WAPITI in particular is a very interesting tool.  You might also want to check the OWASP site as some tools are provided there that may help.
Why budget is the problem here?
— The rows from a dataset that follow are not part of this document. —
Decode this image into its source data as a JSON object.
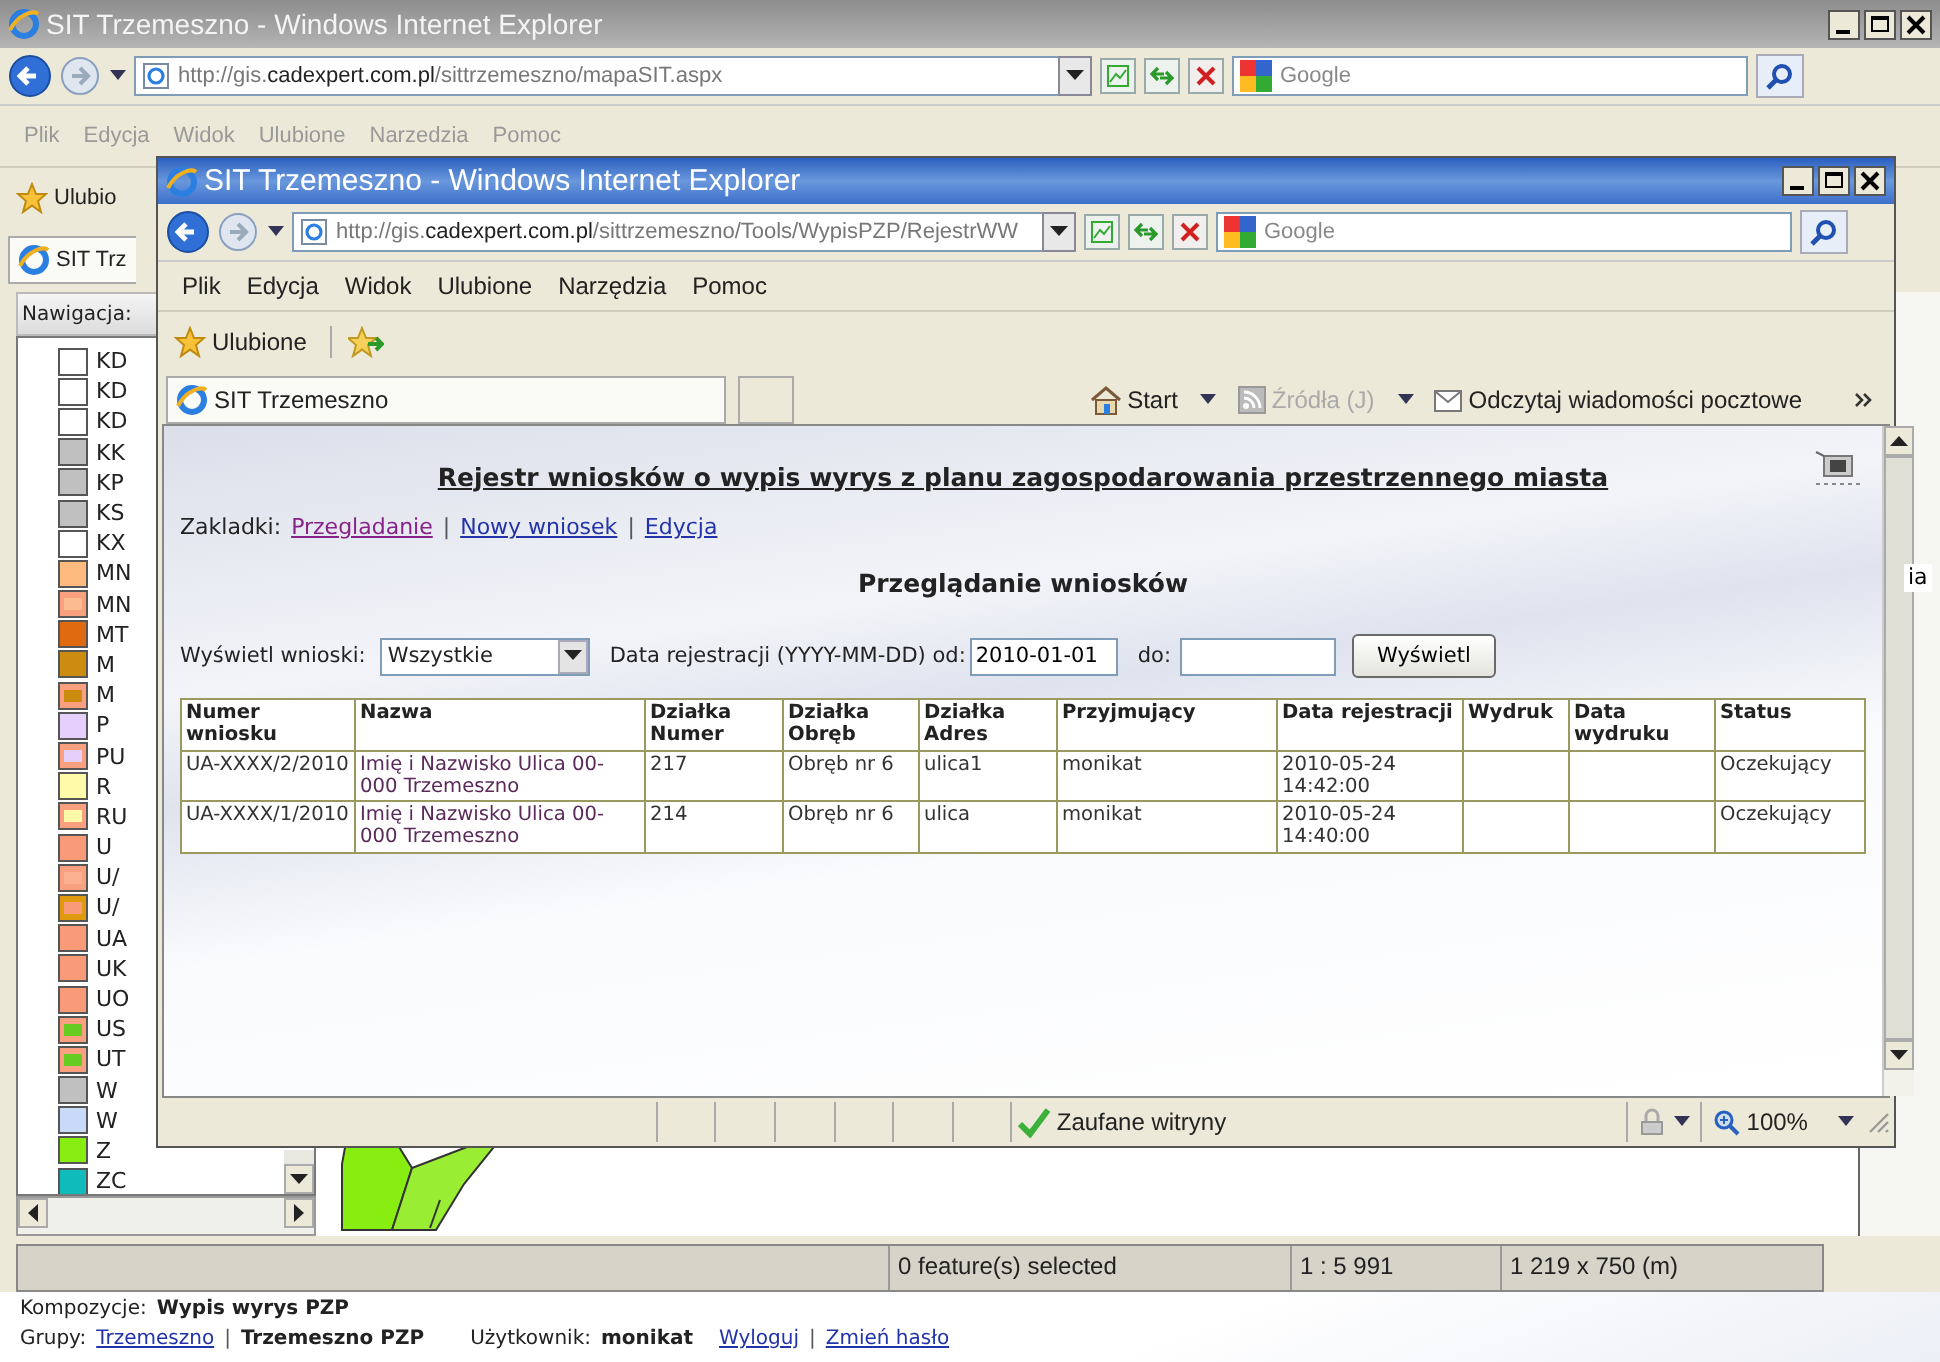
{
  "main_window": {
    "title": "SIT Trzemeszno - Windows Internet Explorer",
    "address": {
      "prefix": "http://gis.",
      "domain": "cadexpert.com.pl",
      "path": "/sittrzemeszno/mapaSIT.aspx"
    },
    "search_placeholder": "Google",
    "menu": [
      "Plik",
      "Edycja",
      "Widok",
      "Ulubione",
      "Narzedzia",
      "Pomoc"
    ],
    "favorites_label": "Ulubio",
    "tab": "SIT Trz",
    "navigation_label": "Nawigacja:",
    "legend": [
      {
        "code": "KD",
        "color": "#ffffff"
      },
      {
        "code": "KD",
        "color": "#ffffff"
      },
      {
        "code": "KD",
        "color": "#ffffff"
      },
      {
        "code": "KK",
        "color": "#c0c0c0"
      },
      {
        "code": "KP",
        "color": "#c0c0c0"
      },
      {
        "code": "KS",
        "color": "#c0c0c0"
      },
      {
        "code": "KX",
        "color": "#ffffff"
      },
      {
        "code": "MN",
        "color": "#fdbb80"
      },
      {
        "code": "MN",
        "color": "#f9a080",
        "inner": {
          "color": "#fdbb90"
        }
      },
      {
        "code": "MT",
        "color": "#e06a10"
      },
      {
        "code": "M",
        "color": "#cc8c10"
      },
      {
        "code": "M",
        "color": "#f9a080",
        "inner": {
          "color": "#cc8c10"
        }
      },
      {
        "code": "P",
        "color": "#e4d0fa"
      },
      {
        "code": "PU",
        "color": "#f9a080",
        "inner": {
          "color": "#e4d0fa"
        }
      },
      {
        "code": "R",
        "color": "#fffaaa"
      },
      {
        "code": "RU",
        "color": "#f9a080",
        "inner": {
          "color": "#fffaaa"
        }
      },
      {
        "code": "U",
        "color": "#f99a78"
      },
      {
        "code": "U/",
        "color": "#f9a080",
        "inner": {
          "color": "#fbb090"
        }
      },
      {
        "code": "U/",
        "color": "#e09a10",
        "inner": {
          "color": "#f99a78"
        }
      },
      {
        "code": "UA",
        "color": "#f99a78"
      },
      {
        "code": "UK",
        "color": "#f99a78"
      },
      {
        "code": "UO",
        "color": "#f99a78"
      },
      {
        "code": "US",
        "color": "#f9a080",
        "inner": {
          "color": "#66cc22"
        }
      },
      {
        "code": "UT",
        "color": "#f9a080",
        "inner": {
          "color": "#66cc22"
        }
      },
      {
        "code": "W",
        "color": "#c0c0c0"
      },
      {
        "code": "W",
        "color": "#c8daf8"
      },
      {
        "code": "Z",
        "color": "#88ee11"
      },
      {
        "code": "ZC",
        "color": "#10bbbb"
      }
    ],
    "side_text": "ia",
    "status_bar": [
      "0 feature(s) selected",
      "1 : 5 991",
      "1 219 x 750 (m)"
    ]
  },
  "footer": {
    "compositions_label": "Kompozycje:",
    "composition": "Wypis wyrys PZP",
    "groups_label": "Grupy:",
    "groups": [
      {
        "label": "Trzemeszno",
        "selected": false
      },
      {
        "label": "Trzemeszno PZP",
        "selected": true
      }
    ],
    "user_label": "Użytkownik:",
    "user": "monikat",
    "links": [
      "Wyloguj",
      "Zmień hasło"
    ],
    "separators": [
      "|",
      "|"
    ]
  },
  "popup_window": {
    "title": "SIT Trzemeszno - Windows Internet Explorer",
    "address": {
      "prefix": "http://gis.",
      "domain": "cadexpert.com.pl",
      "path": "/sittrzemeszno/Tools/WypisPZP/RejestrWW"
    },
    "search_placeholder": "Google",
    "menu": [
      "Plik",
      "Edycja",
      "Widok",
      "Ulubione",
      "Narzędzia",
      "Pomoc"
    ],
    "favorites_label": "Ulubione",
    "tab": "SIT Trzemeszno",
    "commands": [
      {
        "label": "Start",
        "kind": "home",
        "disabled": false
      },
      {
        "label": "Źródła (J)",
        "kind": "feed",
        "disabled": true
      },
      {
        "label": "Odczytaj wiadomości pocztowe",
        "kind": "mail",
        "disabled": false
      }
    ],
    "status_zone": "Zaufane witryny",
    "zoom": "100%",
    "page": {
      "heading": "Rejestr wniosków o wypis wyrys z planu zagospodarowania przestrzennego miasta",
      "tabs_label": "Zakladki:",
      "tabs": [
        {
          "label": "Przegladanie",
          "selected": true
        },
        {
          "label": "Nowy wniosek",
          "selected": false
        },
        {
          "label": "Edycja",
          "selected": false
        }
      ],
      "tab_separators": [
        "|",
        "|"
      ],
      "section_title": "Przeglądanie wniosków",
      "filter": {
        "show_label": "Wyświetl wnioski:",
        "show_value": "Wszystkie",
        "date_label": "Data rejestracji (YYYY-MM-DD) od:",
        "date_from": "2010-01-01",
        "to_label": "do:",
        "button": "Wyświetl"
      },
      "table": {
        "columns": [
          "Numer wniosku",
          "Nazwa",
          "Działka Numer",
          "Działka Obręb",
          "Działka Adres",
          "Przyjmujący",
          "Data rejestracji",
          "Wydruk",
          "Data wydruku",
          "Status"
        ],
        "rows": [
          [
            "UA-XXXX/2/2010",
            "Imię i Nazwisko Ulica 00-000 Trzemeszno",
            "217",
            "Obręb nr 6",
            "ulica1",
            "monikat",
            "2010-05-24 14:42:00",
            "",
            "",
            "Oczekujący"
          ],
          [
            "UA-XXXX/1/2010",
            "Imię i Nazwisko Ulica 00-000 Trzemeszno",
            "214",
            "Obręb nr 6",
            "ulica",
            "monikat",
            "2010-05-24 14:40:00",
            "",
            "",
            "Oczekujący"
          ]
        ]
      }
    }
  }
}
If the business is not inclined to pay for exploring these risks maybe they deem those risks not important?
It's great that we have free tools but at times I'm just sad to see testers trying too hard to justify the value of their work.